"The people that aren't paying taxes now, and so, consequently, if I signed an agreement to never raise them, I couldn't solve that problem," Cicotte said. "Now I think most people didn't look into it that deeply. I think most people just say, 'Hey, I'm against raising taxes, so I'll sign on with Norquist's pledge.' "
Didier and Newhouse signed the Norquist pledge.
Didier led the August primary with 31.8 percent of the vote. Newhouse, also a Sunnyside farmer, qualified for the Nov. 4 general election by finishing with 25.6 percent.
Newhouse told the Herald's editorial board Sept. 10 that he had discussed an endorsement with Cicotte.
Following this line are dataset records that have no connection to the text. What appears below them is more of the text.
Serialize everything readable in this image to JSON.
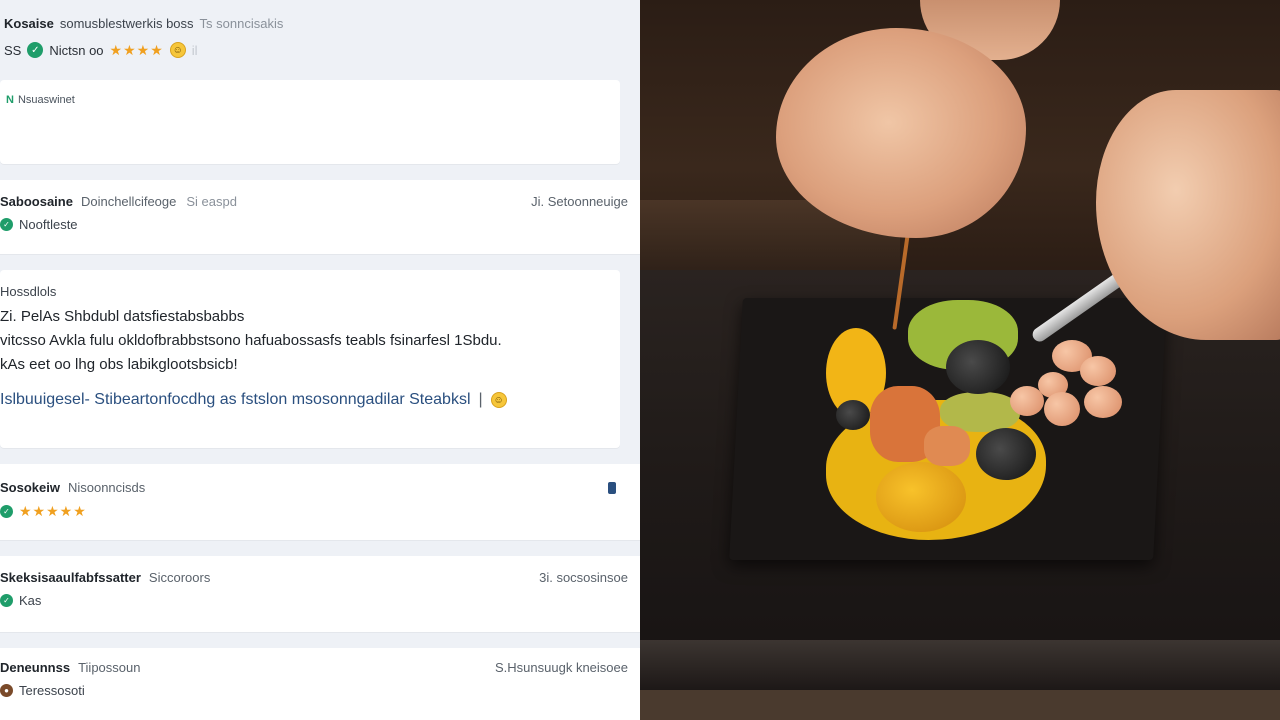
{
  "header": {
    "title_bold": "Kosaise",
    "title_rest": "somusblestwerkis boss",
    "title_muted": "Ts sonncisakis",
    "meta_prefix": "SS",
    "meta_text": "Nictsn oo",
    "meta_ghost": "il"
  },
  "reply_box": {
    "badge": "N",
    "text": "Nsuaswinet"
  },
  "reviews": [
    {
      "name": "Saboosaine",
      "subtitle": "Doinchellcifeoge",
      "faint": "Si easpd",
      "right_meta": "Ji. Setoonneuige",
      "line2": "Nooftleste"
    },
    {
      "label": "Hossdlols",
      "lines": [
        "Zi. PelAs Shbdubl datsfiestabsbabbs",
        "vitcsso Avkla fulu okldofbrabbstsono hafuabossasfs teabls fsinarfesl 1Sbdu.",
        "kAs eet oo lhg obs labikglootsbsicb!"
      ],
      "highlight": "Islbuuigesel- Stibeartonfocdhg as fstslon msosonngadilar Steabksl"
    },
    {
      "name": "Sosokeiw",
      "subtitle": "Nisoonncisds"
    },
    {
      "name": "Skeksisaaulfabfssatter",
      "subtitle": "Siccoroors",
      "right_meta": "3i. socsosinsoe",
      "line2": "Kas"
    },
    {
      "name": "Deneunnss",
      "subtitle": "Tiipossoun",
      "right_meta": "S.Hsunsuugk kneisoee",
      "line2": "Teressosoti"
    }
  ],
  "colors": {
    "accent_green": "#1f9d6a",
    "star": "#f0a020",
    "link_blue": "#2a4f7f",
    "panel_bg": "#eef1f6"
  }
}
"He's wanting to wait and see for a while, he's got some reasons I suppose," Newhouse said. "He and I, actually if you recall, leading up to the primary, we were similar on a lot of the things that we talked about how we believed issues should be solved. I'm confident that a lot of his supporters will come my direction."
Cicotte's voters will still support Newhouse, Keough said Tuesday.
"When people learn the facts and learn who the candidates are, that Dan is a conservative problem solver and Didier is a person who wants to phase out Social Security and Medicare and VA medical services, I think they will vote for Newhouse," said Keough, reflecting the message of Newhouse's newly released TV advertisement.
Richard Badalamente of Kennewick, who resigned from the Citizens' Climate Lobby so he could publicly oppose Didier, supported Cicotte in the primary. He said Tuesday that he was disappointed to see Cicotte support Didier, a man he calls an "obstructionist."
The Citizens's Climate Lobby works on market-based solutions to climate change. Didier has called global warming a hoax for the government to gain more support for taxation.
"I think George Cicotte is making a mistake, not just because I think Clint Didier is exactly the wrong kind of person to send to (Washington, D.C.), but because there's really no need for George to endorse either candidate -- let the people decide," Badalamente said.
-- Geoff Folsom: 509-582-1543; firstname.lastname@example.org; Twitter: @GeoffFolsom